Small fires burned in the streets, which were covered with glass and garbage. Police appeared overwhelmed and incapable of stopping the destruction.
Demonstrators marched throughout the city. At a plaza in downtown Brooklyn, hundreds chanted “No justice, no peace," outside the Barclays Center, where the NBA’s Nets play.
Marchers chanted “Hands up, don't shoot” — a rallying cry that originated from the August 2014 shooting of Michael Brown in Ferguson, Missouri — during a separate, peaceful rally in Queens. In Manhattan, hundreds of people knelt on Fifth Avenue.
Around the city, there were gestures from police officers intended to show sympathy with marchers. A few clapped along with protesters in Manhattan. In Queens, officers knelt with protesters in an intersection as an organizer called out the names of people killed by police.
Those gestures didn't always last. Outside the Barclays Center, two commanders, urged by the crowd to “drop a knee,” did so. But minutes later a small group rushed at a nearby shopping mall, and officers charged into the crowd, beating people with batons in a chaotic scene.
Still, until late, the day's mood was more peaceful than Saturday, when marches devolved into numerous clashes between police and protesters and demonstrators set police vehicles on fire and scrawled graffiti on Manhattan's famed St. Patrick's Cathedral.
Police Commissioner Dermot Shea said peaceful demonstrations were “hijacked” by people with violent intent.

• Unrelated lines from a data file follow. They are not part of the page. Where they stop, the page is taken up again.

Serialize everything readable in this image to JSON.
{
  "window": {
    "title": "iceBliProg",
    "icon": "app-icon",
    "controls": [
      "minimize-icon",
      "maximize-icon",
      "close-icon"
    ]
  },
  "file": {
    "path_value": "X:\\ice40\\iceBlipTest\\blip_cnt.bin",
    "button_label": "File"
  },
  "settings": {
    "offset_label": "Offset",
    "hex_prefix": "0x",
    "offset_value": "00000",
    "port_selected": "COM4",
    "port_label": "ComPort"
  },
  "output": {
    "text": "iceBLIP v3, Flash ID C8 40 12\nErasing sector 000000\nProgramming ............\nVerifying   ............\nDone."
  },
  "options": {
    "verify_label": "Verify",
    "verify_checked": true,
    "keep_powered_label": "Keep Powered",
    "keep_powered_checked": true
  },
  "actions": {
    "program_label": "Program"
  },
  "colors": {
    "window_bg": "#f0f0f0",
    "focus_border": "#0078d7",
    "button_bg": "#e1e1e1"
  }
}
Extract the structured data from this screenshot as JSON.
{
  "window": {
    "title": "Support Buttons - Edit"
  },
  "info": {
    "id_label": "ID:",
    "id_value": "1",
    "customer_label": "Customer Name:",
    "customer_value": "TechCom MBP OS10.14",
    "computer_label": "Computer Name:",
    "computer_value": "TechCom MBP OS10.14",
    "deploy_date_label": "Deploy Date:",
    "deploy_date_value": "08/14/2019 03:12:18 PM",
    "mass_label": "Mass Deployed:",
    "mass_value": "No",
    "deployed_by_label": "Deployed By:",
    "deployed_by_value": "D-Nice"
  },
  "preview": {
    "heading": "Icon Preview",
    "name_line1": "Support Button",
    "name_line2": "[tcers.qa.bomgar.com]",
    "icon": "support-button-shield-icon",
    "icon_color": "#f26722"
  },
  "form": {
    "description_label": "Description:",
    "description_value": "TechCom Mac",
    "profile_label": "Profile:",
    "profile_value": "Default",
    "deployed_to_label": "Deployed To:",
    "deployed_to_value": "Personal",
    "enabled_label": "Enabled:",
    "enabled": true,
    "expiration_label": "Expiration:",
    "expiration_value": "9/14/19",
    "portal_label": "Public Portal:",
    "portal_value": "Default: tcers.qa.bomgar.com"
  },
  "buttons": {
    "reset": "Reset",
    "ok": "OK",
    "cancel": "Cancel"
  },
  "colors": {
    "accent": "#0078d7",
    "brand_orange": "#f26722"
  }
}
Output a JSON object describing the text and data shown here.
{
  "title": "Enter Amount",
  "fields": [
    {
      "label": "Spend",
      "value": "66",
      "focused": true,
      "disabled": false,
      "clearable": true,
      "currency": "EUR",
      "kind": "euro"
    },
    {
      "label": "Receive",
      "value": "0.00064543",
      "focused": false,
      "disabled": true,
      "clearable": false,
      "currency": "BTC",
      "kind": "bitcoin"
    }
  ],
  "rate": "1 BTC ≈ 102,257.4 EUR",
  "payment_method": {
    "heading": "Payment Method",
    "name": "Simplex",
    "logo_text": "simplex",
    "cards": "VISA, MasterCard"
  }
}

At a briefing Sunday, the department's top intelligence and counter-terrorism official, John Miller, said some anarchist groups gathered supplies of rocks and bottles and used scouts to spot vandalism targets.
New York City lawyers, one of whom went to Princeton, the other to New York University Law School, were hit with federal charges that they threw a Molotov cocktail into an unoccupied patrol car Saturday.

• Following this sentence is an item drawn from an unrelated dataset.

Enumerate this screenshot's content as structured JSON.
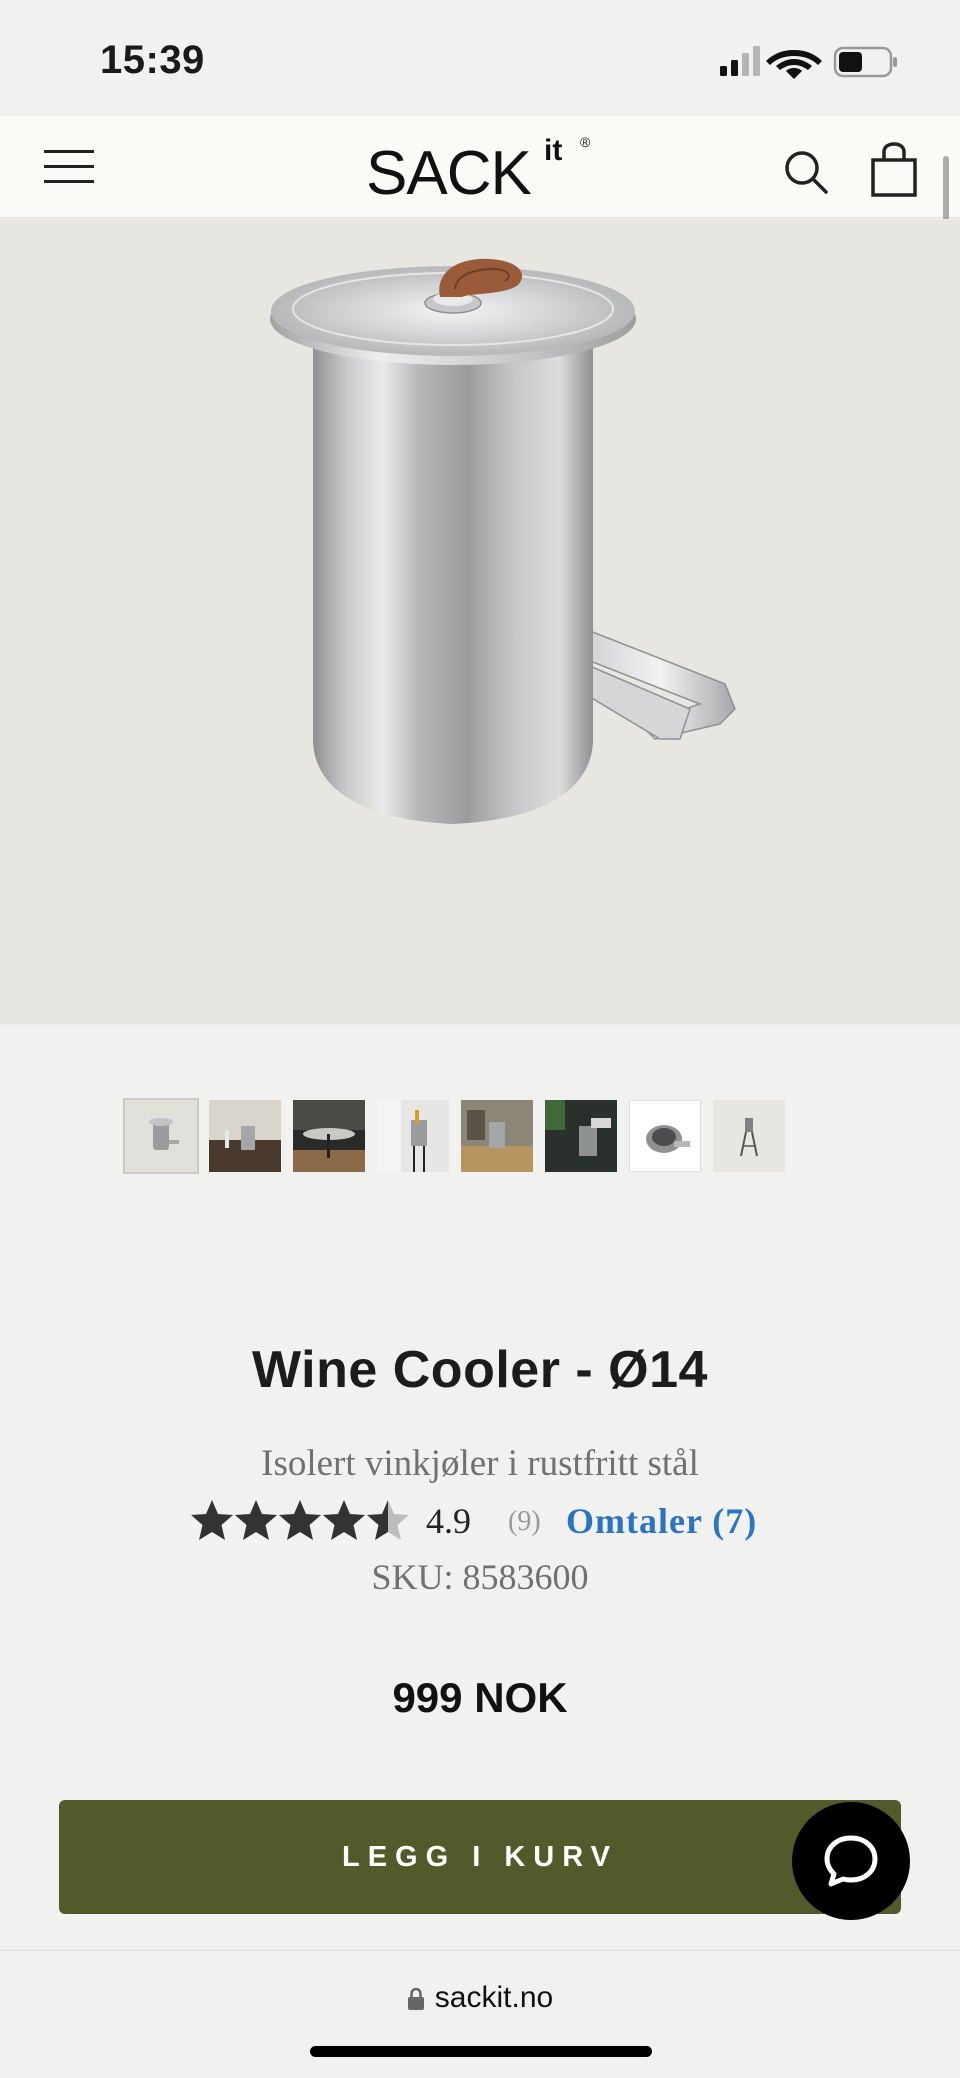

“We’re going to make sure that everyone has the right to peacefully protest and assemble,” Shea said. “But we are not going to tolerate destruction of property, having our officers put into harm’s way or any civilians put into harm’s way."
Similar protests flared around the nation in response to the Minnesota death of George Floyd, a black man who died Monday after a white Minneapolis police officer pressed his knee on his neck.

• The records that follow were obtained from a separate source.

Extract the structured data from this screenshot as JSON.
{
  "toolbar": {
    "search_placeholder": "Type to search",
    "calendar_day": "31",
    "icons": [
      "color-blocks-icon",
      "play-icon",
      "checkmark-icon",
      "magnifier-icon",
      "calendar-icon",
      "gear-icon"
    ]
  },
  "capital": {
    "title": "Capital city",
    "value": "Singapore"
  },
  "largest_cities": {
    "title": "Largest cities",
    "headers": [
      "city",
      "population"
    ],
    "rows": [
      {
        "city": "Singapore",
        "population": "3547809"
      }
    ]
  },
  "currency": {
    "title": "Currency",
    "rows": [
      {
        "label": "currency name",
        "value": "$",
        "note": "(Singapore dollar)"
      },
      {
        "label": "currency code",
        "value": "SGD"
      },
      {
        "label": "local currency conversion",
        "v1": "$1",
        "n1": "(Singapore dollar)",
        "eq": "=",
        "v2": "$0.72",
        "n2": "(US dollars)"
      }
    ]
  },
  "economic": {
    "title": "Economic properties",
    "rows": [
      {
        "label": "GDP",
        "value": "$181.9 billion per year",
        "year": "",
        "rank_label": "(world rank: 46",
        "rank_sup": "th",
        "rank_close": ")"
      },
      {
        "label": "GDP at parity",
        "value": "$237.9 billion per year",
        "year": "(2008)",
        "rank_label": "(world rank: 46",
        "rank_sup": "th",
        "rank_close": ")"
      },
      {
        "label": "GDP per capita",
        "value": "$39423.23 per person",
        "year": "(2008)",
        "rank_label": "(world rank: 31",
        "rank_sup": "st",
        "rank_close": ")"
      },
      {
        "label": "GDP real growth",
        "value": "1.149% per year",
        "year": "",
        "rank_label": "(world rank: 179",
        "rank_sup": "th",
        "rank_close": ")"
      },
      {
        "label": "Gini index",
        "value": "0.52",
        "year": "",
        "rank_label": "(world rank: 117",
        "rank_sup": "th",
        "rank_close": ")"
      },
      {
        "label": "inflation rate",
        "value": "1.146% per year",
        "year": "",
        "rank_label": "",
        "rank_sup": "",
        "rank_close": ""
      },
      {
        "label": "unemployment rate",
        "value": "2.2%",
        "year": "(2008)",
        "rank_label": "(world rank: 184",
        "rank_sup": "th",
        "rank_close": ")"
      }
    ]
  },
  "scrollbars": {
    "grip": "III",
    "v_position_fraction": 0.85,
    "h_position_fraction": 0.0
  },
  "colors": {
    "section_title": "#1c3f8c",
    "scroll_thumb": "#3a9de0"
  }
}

Elsewhere in New York, hundreds of people helped clean up Sunday after shop windows were shattered and vehicles torched in Rochester and Albany and Buffalo.
Gov. Andrew Cuomo said the National Guard is on standby and that hundreds of additional troopers were made available to upstate cities.
In Schenectady on Sunday, police marched with protesters, with some officers holding signs saying “Black lives matter. Period!” Police Chief Eric Clifford and other officers knelt with protesters. Later, the mayor declared a state of emergency with a 7 p.m. curfew, citing likely civil unrest.
The New York Civil Liberties Union criticized curfews.
“It isn’t the protesters who need curfews, it’s the police. There is no excusing the police terror we have seen this weekend against protesters,” said NYCLU Executive Director Donna Lieberman.
The governor said state Attorney General Letitia James will investigate actions by both NYPD officers and protesters.
At least five burned-out NYPD vehicles that remained near Manhattan's Union Square were towed Sunday. People walked around broken glass on the street to take pictures. But for hours, Sunday's protests were calm.
“Compared to how things turned out yesterday, this is a lot better. This is exactly how things should be,” said Domenic Manning, who spoke at a rally in Union Square. “If you want to get your point across, this is the way to do it. Vandalizing companies and stores, that’s not the way to do it.”
Neighborhood resident Ken Kidd said protesters and police tried to remain peaceful at the start before the stress of a city heavily hit by the coronavirus came out Saturday night.
“I think a community can only say ‘Enough’ so many times and the words aren’t heard so then they got to take action and that’s what happened last night,” Kidd said.